As Marvel and DC both control a huge share of the comic book market place, both in source material and adaptations, their respective streaming services are going to be emboldened by their presence in the market. So the same sort of stranglehold you see on both sides of the comic coin could be translated into the same sort of dominance in the streamer market.
Now that Amazon has The Boys in play, that softens up the market for more competition. With a successful show developed and deployed outside of the DC/Marvel hegemony, other streaming companies and comic companies may be able to pair up to make things interesting in the light of obvious successes that will come from both DCU and Disney+.
Among other big titles, DC Universe has Titans coming back for a second season soon, while Disney+ is going to debut a lot of series that extend the lives and stories of established Marvel Cinematic Universe characters. Now that Amazon will can boast The Boys' success in its deck, Netflix can possibly challenge the market with its original superhero team-up from Mark Millar and his MillarWorld catalogue of characters.
Seth Rogen And Evan Goldberg’s Unique Choice In Comic Source Material Can Continue
When Preacher and The Boys both debuted on their respective platforms, each show shocked audiences that were used to stereotypical comic heroes and their journeys. That’s partially because the stories being told in those books are so unique, but the other part of the equation is the fact that with executive producers like Seth Rogen and Evan Goldberg on the case, those sorts of stories have been given a chance to thrive in extremely brutal ways.
There’s absolutely no question that Rogen and Goldberg’s sensibilities are attracted to the weird and the unconventional. Preacher continues proving that in spades, and now The Boys has only doubled down on the fact that the trusted partnership between them will always be on the lookout for something that’s out of the ordinary.
So long as Seth Rogen and Evan Goldberg keep plucking strange and unusual comics out of the obscure corners in the publishing business, there will always be a chance that a new hit similar to The Boys will break out. Even if their future graphic novel adaptations don’t strike it as big, they’ll at least keep the industry primed and ready to continue bringing new and unique visions to the table, in hopes that they will. (We're talking about you, Invincible.)

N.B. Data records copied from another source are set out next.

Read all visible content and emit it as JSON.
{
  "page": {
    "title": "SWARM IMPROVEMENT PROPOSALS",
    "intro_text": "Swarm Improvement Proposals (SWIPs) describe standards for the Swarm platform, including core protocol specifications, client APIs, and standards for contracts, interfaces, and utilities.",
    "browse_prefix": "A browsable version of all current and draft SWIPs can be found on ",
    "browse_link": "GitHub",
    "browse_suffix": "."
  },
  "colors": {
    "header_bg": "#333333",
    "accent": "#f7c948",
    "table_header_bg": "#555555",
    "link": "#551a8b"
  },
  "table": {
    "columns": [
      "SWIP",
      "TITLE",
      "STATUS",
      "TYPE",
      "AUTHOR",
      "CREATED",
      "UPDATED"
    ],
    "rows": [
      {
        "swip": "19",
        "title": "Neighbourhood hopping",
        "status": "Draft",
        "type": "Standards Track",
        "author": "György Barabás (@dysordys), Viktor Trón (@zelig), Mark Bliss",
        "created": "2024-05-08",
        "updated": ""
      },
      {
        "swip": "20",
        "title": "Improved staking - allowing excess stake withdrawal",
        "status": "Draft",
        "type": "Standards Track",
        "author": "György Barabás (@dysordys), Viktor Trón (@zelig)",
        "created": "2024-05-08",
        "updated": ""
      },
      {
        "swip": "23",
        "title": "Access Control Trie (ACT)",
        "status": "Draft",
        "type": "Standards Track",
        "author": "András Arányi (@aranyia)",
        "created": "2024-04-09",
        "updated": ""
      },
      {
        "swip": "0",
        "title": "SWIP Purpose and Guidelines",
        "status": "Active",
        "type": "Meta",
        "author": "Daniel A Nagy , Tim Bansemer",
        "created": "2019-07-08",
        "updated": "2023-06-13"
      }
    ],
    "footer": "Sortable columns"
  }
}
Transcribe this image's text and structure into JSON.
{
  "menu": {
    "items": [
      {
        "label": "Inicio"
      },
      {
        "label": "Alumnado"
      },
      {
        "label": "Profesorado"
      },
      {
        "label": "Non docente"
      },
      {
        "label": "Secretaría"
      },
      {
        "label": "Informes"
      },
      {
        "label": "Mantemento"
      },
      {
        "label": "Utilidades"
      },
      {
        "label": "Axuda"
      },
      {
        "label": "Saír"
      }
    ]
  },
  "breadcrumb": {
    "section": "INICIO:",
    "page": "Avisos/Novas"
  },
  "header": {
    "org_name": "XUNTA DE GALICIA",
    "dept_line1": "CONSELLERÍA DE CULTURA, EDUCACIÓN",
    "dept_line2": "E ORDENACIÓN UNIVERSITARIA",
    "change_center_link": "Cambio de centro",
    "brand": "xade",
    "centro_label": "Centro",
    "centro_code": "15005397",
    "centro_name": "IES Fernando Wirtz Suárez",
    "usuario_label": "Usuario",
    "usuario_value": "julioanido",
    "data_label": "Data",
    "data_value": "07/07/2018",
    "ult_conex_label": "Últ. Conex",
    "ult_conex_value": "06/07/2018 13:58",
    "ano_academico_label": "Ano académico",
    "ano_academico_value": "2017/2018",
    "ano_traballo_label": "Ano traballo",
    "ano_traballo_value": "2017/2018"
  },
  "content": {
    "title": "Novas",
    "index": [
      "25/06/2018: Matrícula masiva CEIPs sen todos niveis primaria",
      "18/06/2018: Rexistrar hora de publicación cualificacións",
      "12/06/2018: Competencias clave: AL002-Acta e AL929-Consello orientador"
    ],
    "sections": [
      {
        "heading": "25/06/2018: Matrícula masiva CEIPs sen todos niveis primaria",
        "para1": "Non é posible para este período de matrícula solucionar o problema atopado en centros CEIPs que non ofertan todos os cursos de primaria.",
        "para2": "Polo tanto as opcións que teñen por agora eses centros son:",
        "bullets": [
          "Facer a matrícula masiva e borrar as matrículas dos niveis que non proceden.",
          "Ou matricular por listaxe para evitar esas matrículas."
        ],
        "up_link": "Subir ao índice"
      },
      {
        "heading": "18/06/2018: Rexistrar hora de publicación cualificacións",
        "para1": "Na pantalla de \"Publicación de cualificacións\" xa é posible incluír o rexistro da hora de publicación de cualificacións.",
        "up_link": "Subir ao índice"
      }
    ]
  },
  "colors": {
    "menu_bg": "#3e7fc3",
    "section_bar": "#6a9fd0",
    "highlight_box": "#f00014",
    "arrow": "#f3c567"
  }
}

The Boys obviously isn’t the first comic series to come from outside of the Marvel/DC industrial complex, but it is one of the best examples for why Hollywood needs to continue nurturing talent from that very same source. As the superhero/cinematic universe machines become larger and more commonplace in the world of entertainment, having something like this show around is a sort of check and balance against the corporate monoliths that threaten to totally overtake everything. Which is fitting, considering in its initial run at DC-owned WildStorm, the whole central message of superheroes being corrupt was something the company really wanted to ditch.
Also, when a show like The Boys introduces characters so unique and entertaining that they give an actor like Karl Urban a role so damned good it was practically made for him, everybody wins. Just as the series helps nurture stories that are outside of the norm, it’s good to see Urban finally get a chance to dominate on screen, and kick even more ass for the folks at home to watch. Sure, it's too bad that we didn't get to see Simon Pegg as Hughie, but the tradeoff is worth it.
The Boys is currently on Amazon Prime, and is a highly recommended binge for all of you to take in one, long run.